CourierMail - 23rd January 2011: A LOOMING surge in baby boomer retirees may force superannuation funds to freeze assets and ban withdrawals unless minimum contributions rise from 9 to 15 per cent of wages and salaries. Link
There has been some press coverage that suggests that our Superannuation pool of savings will be run down due to the increasing number of Baby Boomers retiring who need to spend their savings to live.
I tried to examine the logic of this concept, other than an Industry wishing to pressure a Government to increase the size of the Industry.
By sourcing data from the Australian Bureau of Statistics, I have been able to draw some analysis to get a clearing view of changes in population groups. The chart below gives you an idea of the fear of a proportional increase in retirees:
Over the next decade, in % growth terms, there is a disproportionate number of people entering retirement age. Statistics will do that.
The growth in people aged 65 + is the green line. In 2011, the increase in number of people 65 + is 93,000. But the increase in people aged 20 to 65 is 223,000. You would think that the additional savers would more than offset the people drawing down funds in retirement. There doesn't seem to be a cash-flow issue today, as the media might suggest. I am not saying that 15% superannuation is a bad idea, but threatening fund redemptions unless an increase is made seems disingenuous.
Longer term trends do indicate that the proportion of people aged 20 to 65 declines over time. The absolute number continually increases, but as a proportion of the total population the long-term trend is down.

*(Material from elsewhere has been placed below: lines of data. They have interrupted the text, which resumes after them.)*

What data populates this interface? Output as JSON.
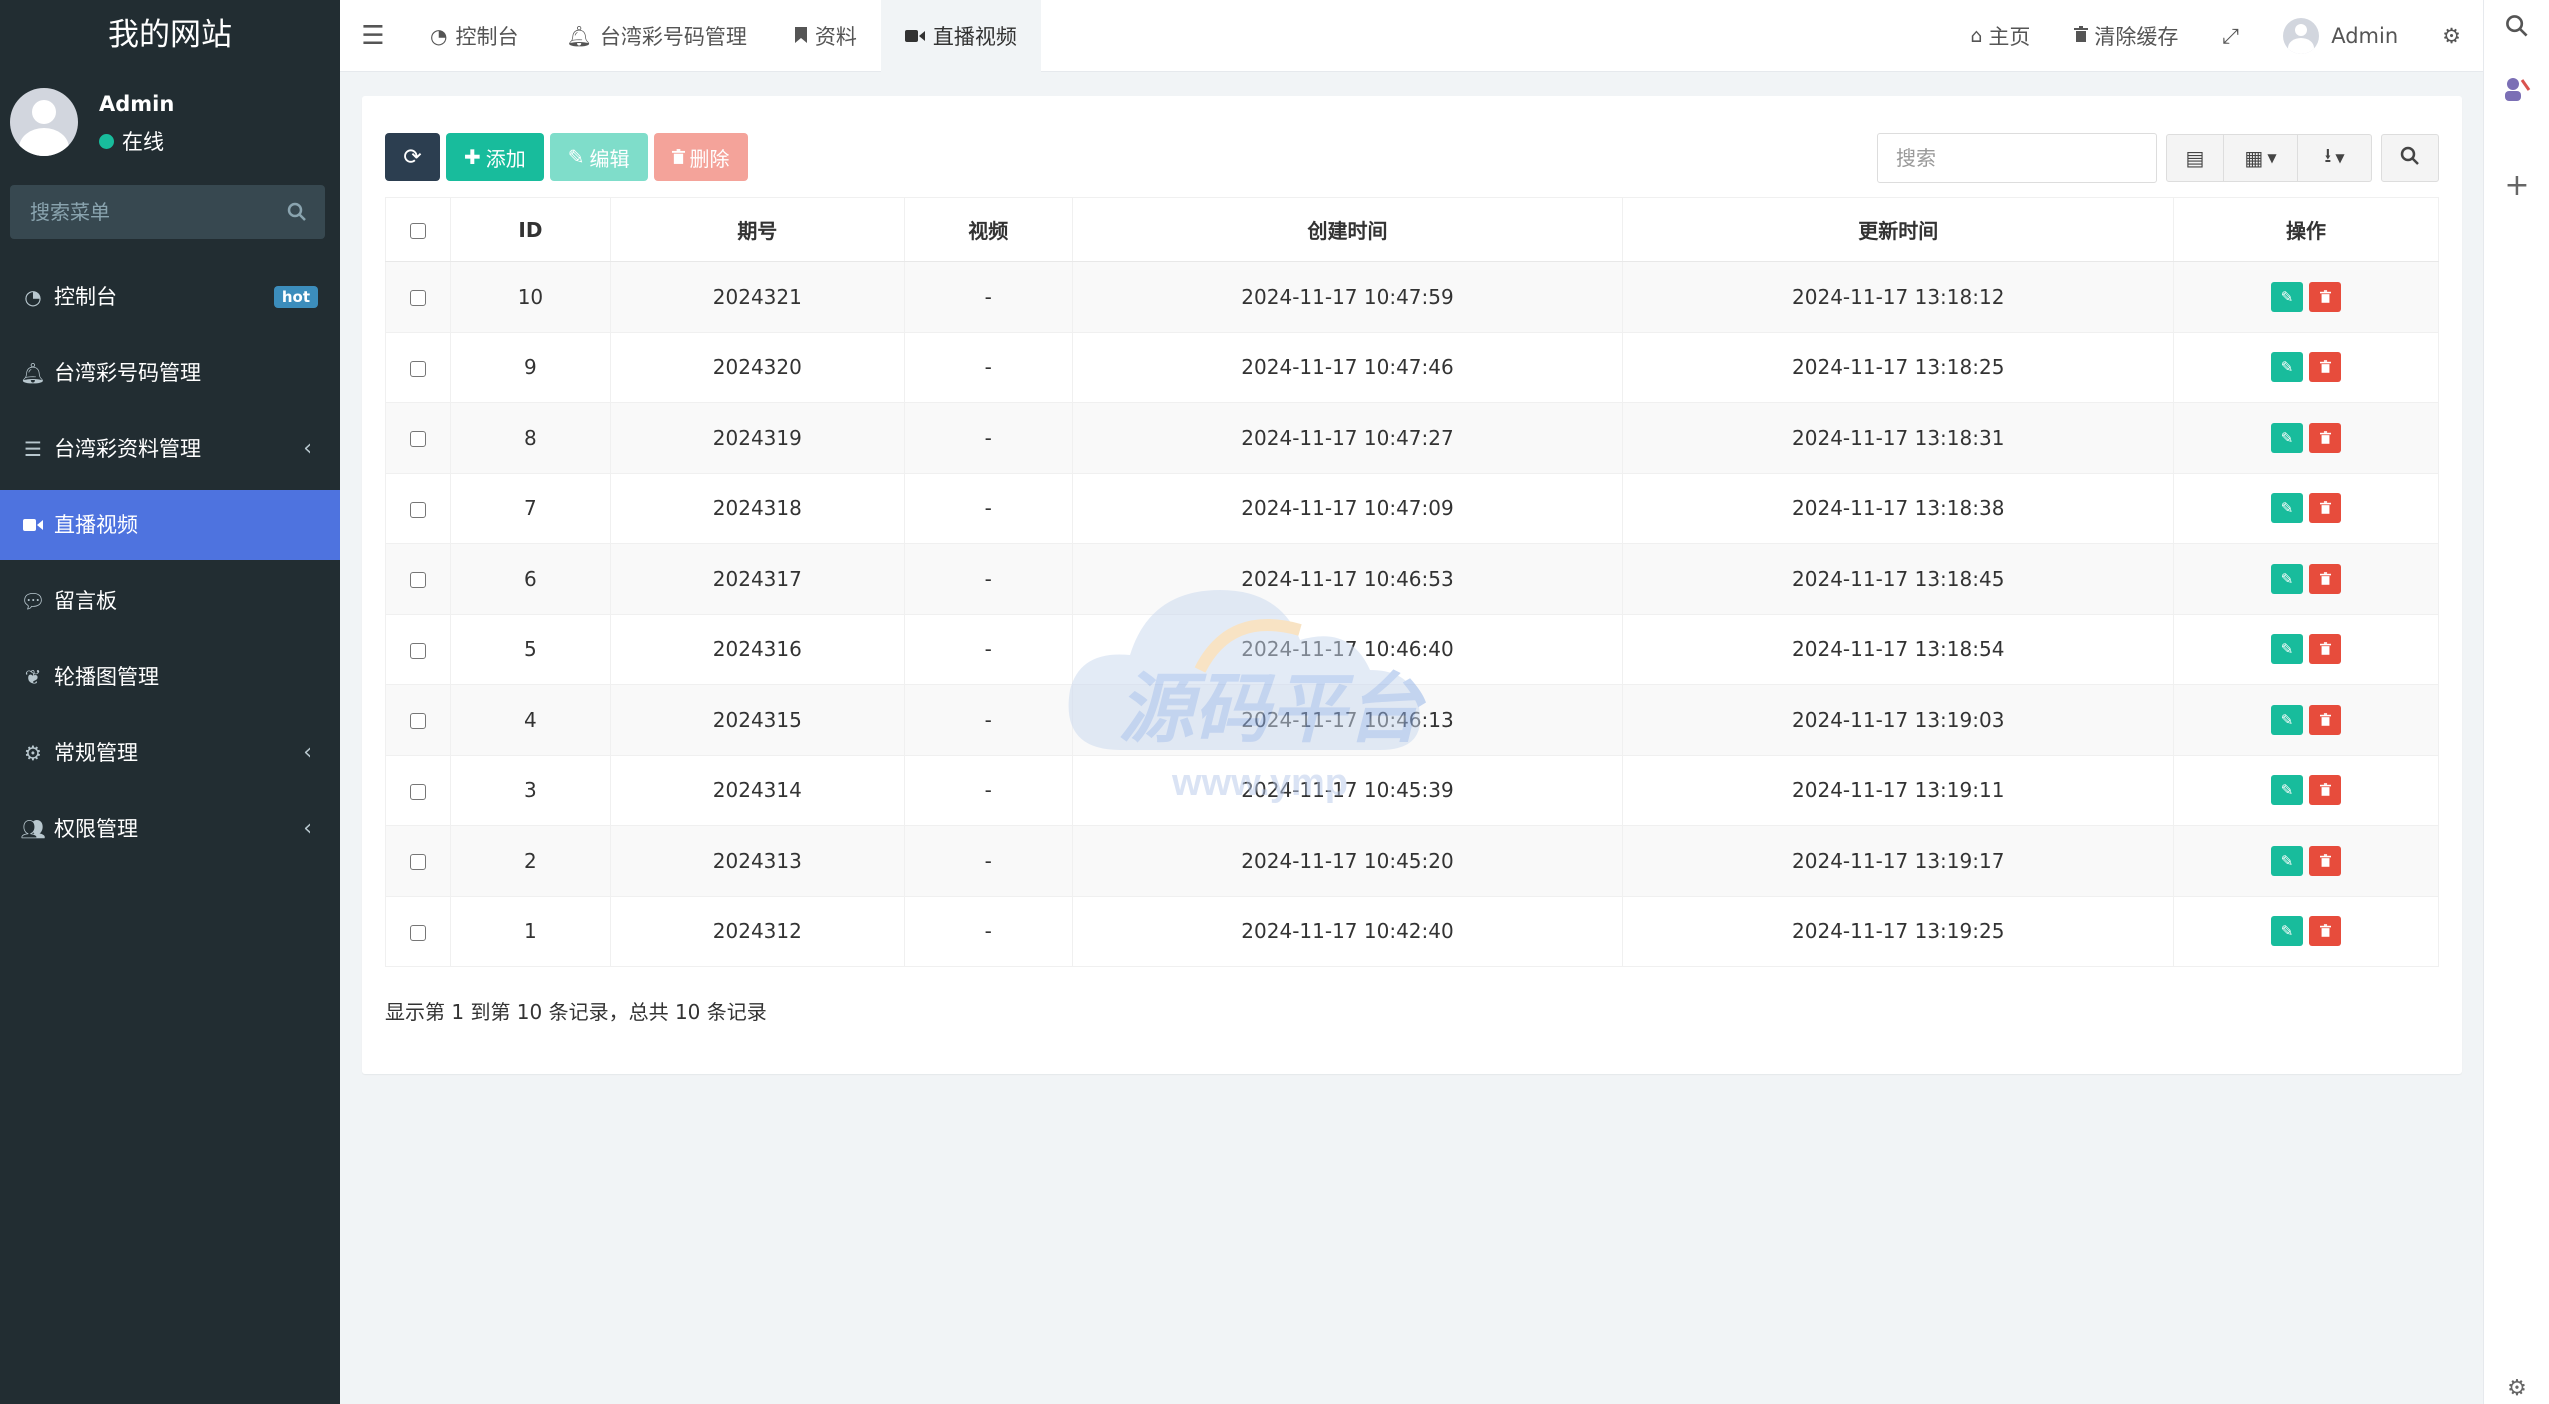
{
  "sidebar": {
    "logo": "我的网站",
    "user": {
      "name": "Admin",
      "status": "在线"
    },
    "search_placeholder": "搜索菜单",
    "items": [
      {
        "label": "控制台",
        "icon": "dashboard-icon",
        "badge": "hot"
      },
      {
        "label": "台湾彩号码管理",
        "icon": "bell-icon"
      },
      {
        "label": "台湾彩资料管理",
        "icon": "list-icon",
        "has_children": true
      },
      {
        "label": "直播视频",
        "icon": "video-camera-icon",
        "active": true
      },
      {
        "label": "留言板",
        "icon": "comment-icon"
      },
      {
        "label": "轮播图管理",
        "icon": "leaf-icon"
      },
      {
        "label": "常规管理",
        "icon": "cogs-icon",
        "has_children": true
      },
      {
        "label": "权限管理",
        "icon": "users-icon",
        "has_children": true
      }
    ]
  },
  "topbar": {
    "tabs": [
      {
        "label": "控制台",
        "icon": "dashboard-icon"
      },
      {
        "label": "台湾彩号码管理",
        "icon": "bell-icon"
      },
      {
        "label": "资料",
        "icon": "bookmark-icon"
      },
      {
        "label": "直播视频",
        "icon": "video-camera-icon",
        "active": true
      }
    ],
    "home": "主页",
    "clear_cache": "清除缓存",
    "user": "Admin"
  },
  "toolbar": {
    "add": "添加",
    "edit": "编辑",
    "delete": "删除",
    "search_placeholder": "搜索"
  },
  "table": {
    "columns": [
      "ID",
      "期号",
      "视频",
      "创建时间",
      "更新时间",
      "操作"
    ],
    "rows": [
      [
        "10",
        "2024321",
        "-",
        "2024-11-17 10:47:59",
        "2024-11-17 13:18:12"
      ],
      [
        "9",
        "2024320",
        "-",
        "2024-11-17 10:47:46",
        "2024-11-17 13:18:25"
      ],
      [
        "8",
        "2024319",
        "-",
        "2024-11-17 10:47:27",
        "2024-11-17 13:18:31"
      ],
      [
        "7",
        "2024318",
        "-",
        "2024-11-17 10:47:09",
        "2024-11-17 13:18:38"
      ],
      [
        "6",
        "2024317",
        "-",
        "2024-11-17 10:46:53",
        "2024-11-17 13:18:45"
      ],
      [
        "5",
        "2024316",
        "-",
        "2024-11-17 10:46:40",
        "2024-11-17 13:18:54"
      ],
      [
        "4",
        "2024315",
        "-",
        "2024-11-17 10:46:13",
        "2024-11-17 13:19:03"
      ],
      [
        "3",
        "2024314",
        "-",
        "2024-11-17 10:45:39",
        "2024-11-17 13:19:11"
      ],
      [
        "2",
        "2024313",
        "-",
        "2024-11-17 10:45:20",
        "2024-11-17 13:19:17"
      ],
      [
        "1",
        "2024312",
        "-",
        "2024-11-17 10:42:40",
        "2024-11-17 13:19:25"
      ]
    ]
  },
  "pagination": {
    "info": "显示第 1 到第 10 条记录，总共 10 条记录"
  },
  "watermark": {
    "text": "源码平台",
    "url": "www.ymp"
  },
  "colors": {
    "sidebar_bg": "#222d32",
    "active_menu": "#4e73df",
    "primary_green": "#18bc9c",
    "danger_red": "#e74c3c",
    "dark_button": "#2c3e50"
  }
}
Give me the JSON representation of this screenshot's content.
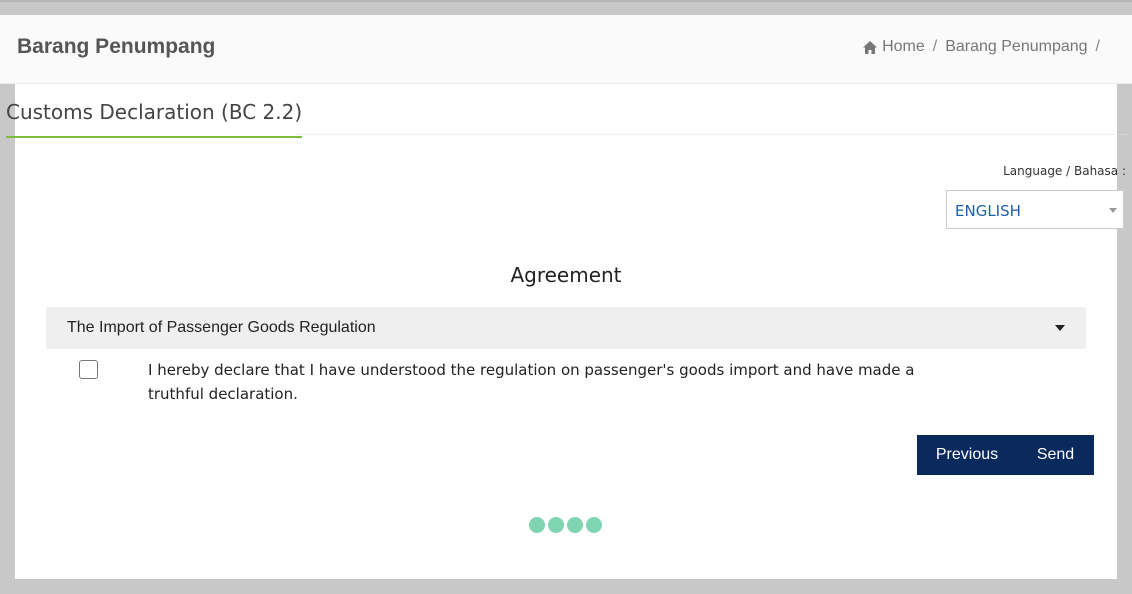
{
  "header": {
    "title": "Barang Penumpang",
    "breadcrumb": [
      "Home",
      "Barang Penumpang"
    ],
    "breadcrumb_separator": "/"
  },
  "section": {
    "tab_label": "Customs Declaration (BC 2.2)"
  },
  "language": {
    "label": "Language / Bahasa :",
    "selected": "ENGLISH"
  },
  "agreement": {
    "title": "Agreement",
    "accordion_label": "The Import of Passenger Goods Regulation",
    "declaration_text": "I hereby declare that I have understood the regulation on passenger's goods import and have made a truthful declaration.",
    "checked": false
  },
  "actions": {
    "previous_label": "Previous",
    "send_label": "Send"
  },
  "colors": {
    "accent_green": "#7cbd3c",
    "button_navy": "#0a2a5e",
    "loader_mint": "#7fd5b2",
    "link_blue": "#1e5fa8"
  },
  "icons": {
    "home": "home-icon",
    "dropdown": "chevron-down-icon"
  }
}
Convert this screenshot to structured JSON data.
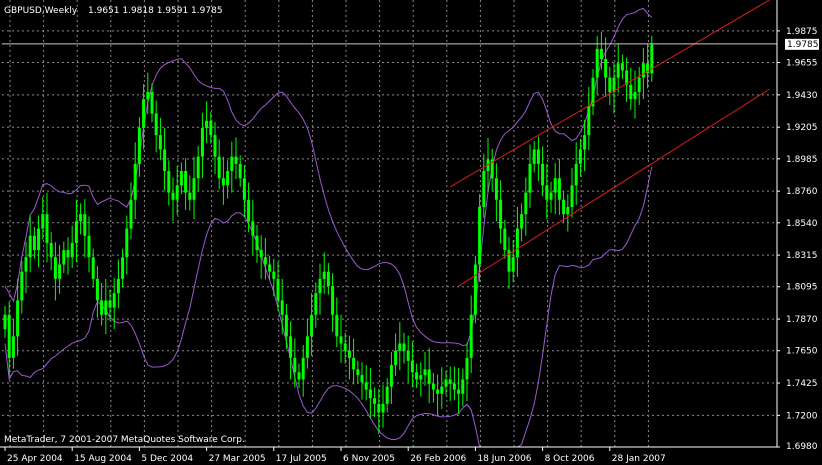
{
  "header": {
    "symbol": "GBPUSD,Weekly",
    "ohlc": "1.9651 1.9818 1.9591 1.9785"
  },
  "footer": {
    "copyright": "MetaTrader, 7 2001-2007 MetaQuotes Software Corp."
  },
  "colors": {
    "background": "#000000",
    "grid": "#8a8a8a",
    "axis": "#ffffff",
    "text": "#ffffff",
    "candles": "#00ff00",
    "bands": "#9b59d0",
    "channel": "#d91c1c",
    "current_price_line": "#c8c8c8"
  },
  "chart_data": {
    "type": "candlestick",
    "symbol": "GBPUSD",
    "timeframe": "Weekly",
    "ylim": [
      1.698,
      2.009
    ],
    "y_ticks": [
      1.9875,
      1.9655,
      1.943,
      1.9205,
      1.8985,
      1.876,
      1.854,
      1.8315,
      1.8095,
      1.787,
      1.765,
      1.7425,
      1.72,
      1.698
    ],
    "y_tick_labels": [
      "1.9875",
      "1.9655",
      "1.9430",
      "1.9205",
      "1.8985",
      "1.8760",
      "1.8540",
      "1.8315",
      "1.8095",
      "1.7870",
      "1.7650",
      "1.7425",
      "1.7200",
      "1.6980"
    ],
    "x_tick_labels": [
      "25 Apr 2004",
      "15 Aug 2004",
      "5 Dec 2004",
      "27 Mar 2005",
      "17 Jul 2005",
      "6 Nov 2005",
      "26 Feb 2006",
      "18 Jun 2006",
      "8 Oct 2006",
      "28 Jan 2007"
    ],
    "bar_count": 155,
    "bars_per_label": 16,
    "current_price": 1.9785,
    "current_price_label": "1.9785",
    "grid": true,
    "series": [
      {
        "kind": "price_close",
        "values": [
          1.79,
          1.76,
          1.775,
          1.8,
          1.82,
          1.83,
          1.845,
          1.835,
          1.85,
          1.86,
          1.84,
          1.83,
          1.815,
          1.825,
          1.835,
          1.83,
          1.84,
          1.855,
          1.86,
          1.845,
          1.83,
          1.815,
          1.8,
          1.79,
          1.8,
          1.795,
          1.805,
          1.815,
          1.83,
          1.85,
          1.87,
          1.895,
          1.92,
          1.94,
          1.945,
          1.93,
          1.915,
          1.905,
          1.89,
          1.875,
          1.87,
          1.88,
          1.89,
          1.875,
          1.87,
          1.885,
          1.9,
          1.92,
          1.925,
          1.915,
          1.9,
          1.885,
          1.88,
          1.89,
          1.9,
          1.895,
          1.885,
          1.87,
          1.855,
          1.845,
          1.835,
          1.83,
          1.825,
          1.82,
          1.815,
          1.8,
          1.79,
          1.775,
          1.76,
          1.75,
          1.745,
          1.76,
          1.775,
          1.79,
          1.805,
          1.815,
          1.82,
          1.81,
          1.79,
          1.775,
          1.77,
          1.765,
          1.76,
          1.752,
          1.748,
          1.743,
          1.738,
          1.732,
          1.728,
          1.722,
          1.728,
          1.74,
          1.755,
          1.765,
          1.77,
          1.765,
          1.758,
          1.75,
          1.745,
          1.748,
          1.752,
          1.742,
          1.738,
          1.735,
          1.74,
          1.745,
          1.742,
          1.738,
          1.735,
          1.745,
          1.76,
          1.79,
          1.825,
          1.865,
          1.89,
          1.898,
          1.885,
          1.87,
          1.85,
          1.835,
          1.82,
          1.83,
          1.85,
          1.86,
          1.875,
          1.895,
          1.905,
          1.895,
          1.88,
          1.87,
          1.875,
          1.885,
          1.87,
          1.86,
          1.865,
          1.88,
          1.895,
          1.905,
          1.915,
          1.935,
          1.955,
          1.975,
          1.968,
          1.955,
          1.945,
          1.955,
          1.965,
          1.96,
          1.95,
          1.94,
          1.945,
          1.955,
          1.965,
          1.958,
          1.978
        ]
      },
      {
        "kind": "bollinger_upper",
        "values": []
      },
      {
        "kind": "bollinger_lower",
        "values": []
      }
    ],
    "channel": {
      "upper": {
        "from": [
          106,
          1.879
        ],
        "to": [
          182,
          2.009
        ]
      },
      "lower": {
        "from": [
          108,
          1.81
        ],
        "to": [
          182,
          1.947
        ]
      }
    }
  }
}
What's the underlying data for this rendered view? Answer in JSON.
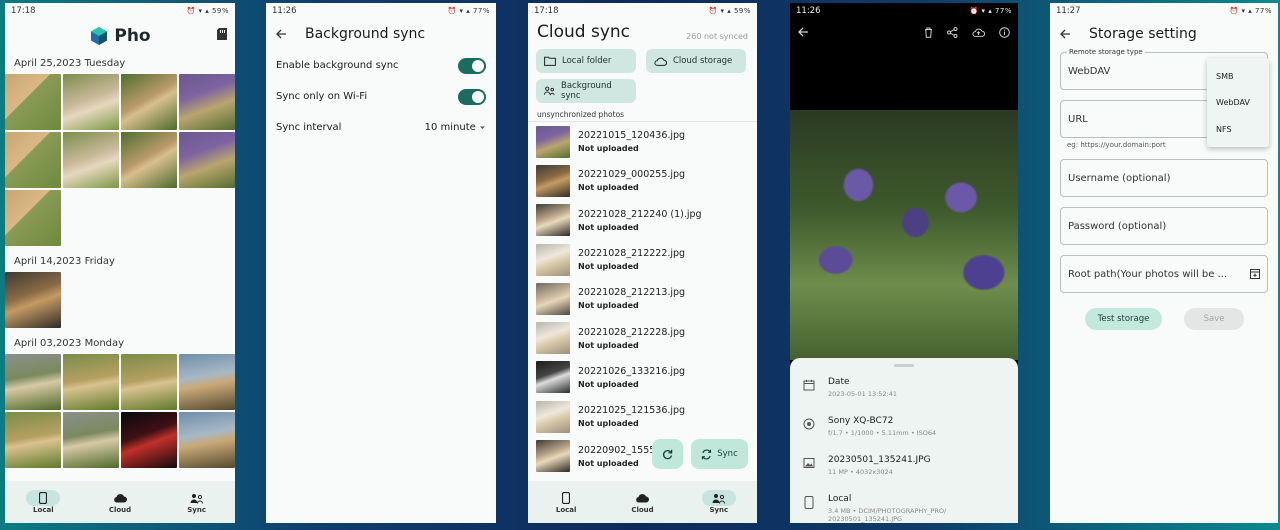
{
  "status": {
    "p1": {
      "time": "17:18",
      "battery": "59%"
    },
    "p2": {
      "time": "11:26",
      "battery": "77%"
    },
    "p3": {
      "time": "17:18",
      "battery": "59%"
    },
    "p4": {
      "time": "11:26",
      "battery": "77%"
    },
    "p5": {
      "time": "11:27",
      "battery": "77%"
    }
  },
  "gallery": {
    "app_name": "Pho",
    "groups": [
      {
        "date": "April 25,2023 Tuesday"
      },
      {
        "date": "April 14,2023 Friday"
      },
      {
        "date": "April 03,2023 Monday"
      }
    ]
  },
  "nav": {
    "local": "Local",
    "cloud": "Cloud",
    "sync": "Sync"
  },
  "background_sync": {
    "title": "Background sync",
    "enable_label": "Enable background sync",
    "wifi_label": "Sync only on Wi-Fi",
    "interval_label": "Sync interval",
    "interval_value": "10 minute",
    "enable_on": true,
    "wifi_on": true
  },
  "cloud_sync": {
    "title": "Cloud sync",
    "not_synced": "260 not synced",
    "chips": {
      "local_folder": "Local folder",
      "cloud_storage": "Cloud storage",
      "background_sync": "Background sync"
    },
    "section": "unsynchronized photos",
    "status_text": "Not uploaded",
    "files": [
      "20221015_120436.jpg",
      "20221029_000255.jpg",
      "20221028_212240 (1).jpg",
      "20221028_212222.jpg",
      "20221028_212213.jpg",
      "20221028_212228.jpg",
      "20221026_133216.jpg",
      "20221025_121536.jpg",
      "20220902_1555"
    ],
    "sync_button": "Sync"
  },
  "viewer": {
    "date_label": "Date",
    "date_value": "2023-05-01 13:52:41",
    "camera": "Sony XQ-BC72",
    "camera_specs": "f/1.7 • 1/1000 • 5.11mm • ISO64",
    "filename": "20230501_135241.JPG",
    "file_specs": "11 MP • 4032x3024",
    "location_label": "Local",
    "location_specs": "3.4 MB • DCIM/PHOTOGRAPHY_PRO/",
    "location_path": "20230501_135241.JPG"
  },
  "storage": {
    "title": "Storage setting",
    "type_label": "Remote storage type",
    "type_value": "WebDAV",
    "url_label": "URL",
    "url_helper": "eg: https://your.domain:port",
    "username_label": "Username (optional)",
    "password_label": "Password (optional)",
    "root_label": "Root path(Your photos will be ...",
    "options": [
      "SMB",
      "WebDAV",
      "NFS"
    ],
    "test_button": "Test storage",
    "save_button": "Save"
  }
}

The problem is more what the political attitude is to long term social welfare and how the country generates and allocates resources.